One commenter on this article mentioned that on airplanes, adults must secure their oxygen masks before tending to children. So in the same way, parents need to make sure that their needs are met in order to take care of the kids. This makes logical sense. Sometimes that means “me” time or time apart as a couple, but as Thomas pointed out, we can’t use this as an excuse to ditch our kids on a regular basis. What are the oxygen masks of our relationships? By all means, let your kids see you and your spouse in a stable, loving relationship, but also give them the time and attention they crave.
What makes me sad is Doty’s answer: “I love my kids and would do anything for them. But I love my husband more.”
Wait a minute. Does that mean we have to make a choice between the two?

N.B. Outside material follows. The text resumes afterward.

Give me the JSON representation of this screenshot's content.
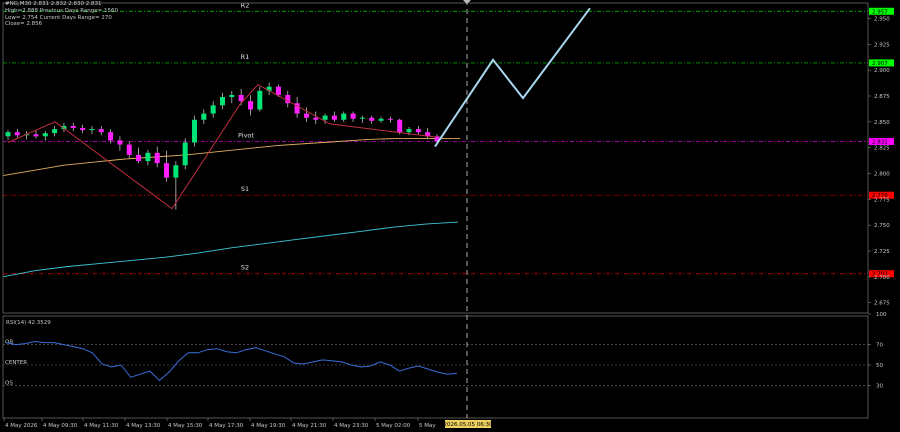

My choice is for a healthy balance. My choice is for my family. I love my husband and chose to marry him because he’s the man I want to grow old with. And he’s also the guy I wanted to have a family with, not so we could get away from our kids, but so we could be a family and grow together. We love our kids more than we ever imagined we could love anyone. And in loving our boys, our love for each other has grown. Even though Doty seems to think so, I don’t believe that love is quantifiable. Just as I don’t love one son more than another, I don’t love Thomas more than the boys – or vice versa.
If your marriage is solid, your children will see it played out in everyday life, not just in the times when you get away to prove how much you love each other. And while Doty seems to think “sacrifice” is bad, what I thought would be sacrifices (like not being able to go out on a whim or patronize my favorite restaurants as often because diapers eat up the former entertainment budget), don’t matter to me as much now as they used to. Spending time together with one or both of my kids and as a family is precious, and when Thomas and I do get to have an evening together, it feels more special. But also, some of the sacrifices, such as spending time and money on my kids’ education rather than the latest technology and our dream home, are the kinds of things my parents did for me and that Thomas and I want to do for our kids because it’s part of being responsible for the people we brought into this world, and we want to show them what it looks like to do something special for others besides ourselves. And I guess if it’s something you want, it’s not really a sacrifice but another act of love.
I know the nest will be empty one day, and while Thomas and I will be grateful for renewed freedoms, my hope is that our boys will realize how special our family is – and they will return to the nest often.
Yes, yes and more yes. I agree completely. Love is not limited and it expands to include children as they come along. Who comes first can change day by day or minute by minute. It is all about balance.